It is when you get this vehicle, the Epoch, that the aspects of time travel that you learn from the game’s beginning, are used to their fullest. By this point in the game, you are well versed in how time affects gameplay, and are able to use to gain items, change characters’ fates, and even get entirely different endings, depending on when you fight the final boss, whom you can technically fight at any point you wish. 

Time travel can be used in videogames in two ways:

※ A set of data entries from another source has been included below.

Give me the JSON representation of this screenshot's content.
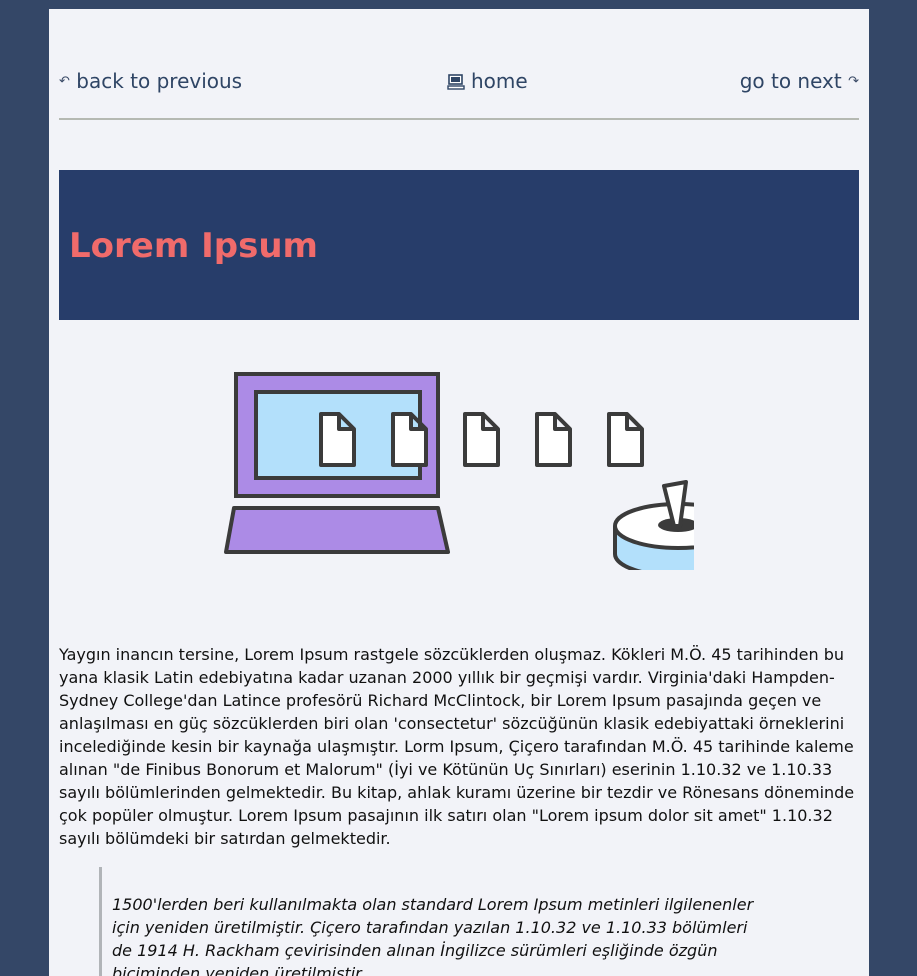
{
  "nav": {
    "prev_label": "back to previous",
    "prev_icon": "undo-arrow-icon",
    "home_label": "home",
    "home_icon": "computer-icon",
    "next_label": "go to next",
    "next_icon": "redo-arrow-icon"
  },
  "banner": {
    "title": "Lorem Ipsum",
    "background": "#273d6a",
    "title_color": "#f06b6b"
  },
  "illustration": {
    "icon": "laptop-files-to-disk-illustration",
    "colors": {
      "laptop": "#ac8be6",
      "screen": "#b3e0fb",
      "disk": "#b3e0fb",
      "stroke": "#3b3b3b"
    }
  },
  "article": {
    "paragraph": "Yaygın inancın tersine, Lorem Ipsum rastgele sözcüklerden oluşmaz. Kökleri M.Ö. 45 tarihinden bu yana klasik Latin edebiyatına kadar uzanan 2000 yıllık bir geçmişi vardır. Virginia'daki Hampden-Sydney College'dan Latince profesörü Richard McClintock, bir Lorem Ipsum pasajında geçen ve anlaşılması en güç sözcüklerden biri olan 'consectetur' sözcüğünün klasik edebiyattaki örneklerini incelediğinde kesin bir kaynağa ulaşmıştır. Lorm Ipsum, Çiçero tarafından M.Ö. 45 tarihinde kaleme alınan \"de Finibus Bonorum et Malorum\" (İyi ve Kötünün Uç Sınırları) eserinin 1.10.32 ve 1.10.33 sayılı bölümlerinden gelmektedir. Bu kitap, ahlak kuramı üzerine bir tezdir ve Rönesans döneminde çok popüler olmuştur. Lorem Ipsum pasajının ilk satırı olan \"Lorem ipsum dolor sit amet\" 1.10.32 sayılı bölümdeki bir satırdan gelmektedir.",
    "quote": "1500'lerden beri kullanılmakta olan standard Lorem Ipsum metinleri ilgilenenler için yeniden üretilmiştir. Çiçero tarafından yazılan 1.10.32 ve 1.10.33 bölümleri de 1914 H. Rackham çevirisinden alınan İngilizce sürümleri eşliğinde özgün biçiminden yeniden üretilmiştir."
  }
}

Gameplay: As mentioned with Prince of Persia, time travel presents new ways in which one can improve gameplay for the player. Were Sands of Time void of its time travel mechanic, it would simply be another platformer. However, rewinding and fast forwarding time alters the game in dynamic ways. Mario, the definitive platformer, does not allow one to rewind if they accidentally run into a Goomba. But Braid, a time travel platformer,does, and utilizes this mechanic for its puzzles.

Storyline: Time is the basis of Chrono Trigger. It is the key to saving the world in the game. This isn’t the only way in which time travel can be implemented into plot, however. Radiant Historia is a (highly underrated) game that also involves time travel. It takes Chrono Trigger’s mechanics and takes them much further, allowing the protaginist to jump forwards and backwards to any point in time of their choosing. There, they can make choices that drastically change the timeline of history. This is done to create a “true” timeline that the player wishes to create. Combined with a tale of political intrigue, time travel significantly impacts the plot of the game in creative ways. 

I still get stressed just looking at this thing.

The Legend of Zelda: Majora’s Mask, uses a combination of both storyline and gameplay related time travel, to prevent a disaster, similar to Chrono Trigger. Link is able to alter the flow of time and prevent or allow events to occur. The fact that the game’s primary hub is in a small town, allows the player to feel they are making large impacts on the lives of the NPCs who live there. 

In the future, I hope to see more games that utilize time travel, in the ways above, and new ways that I haven’t considered.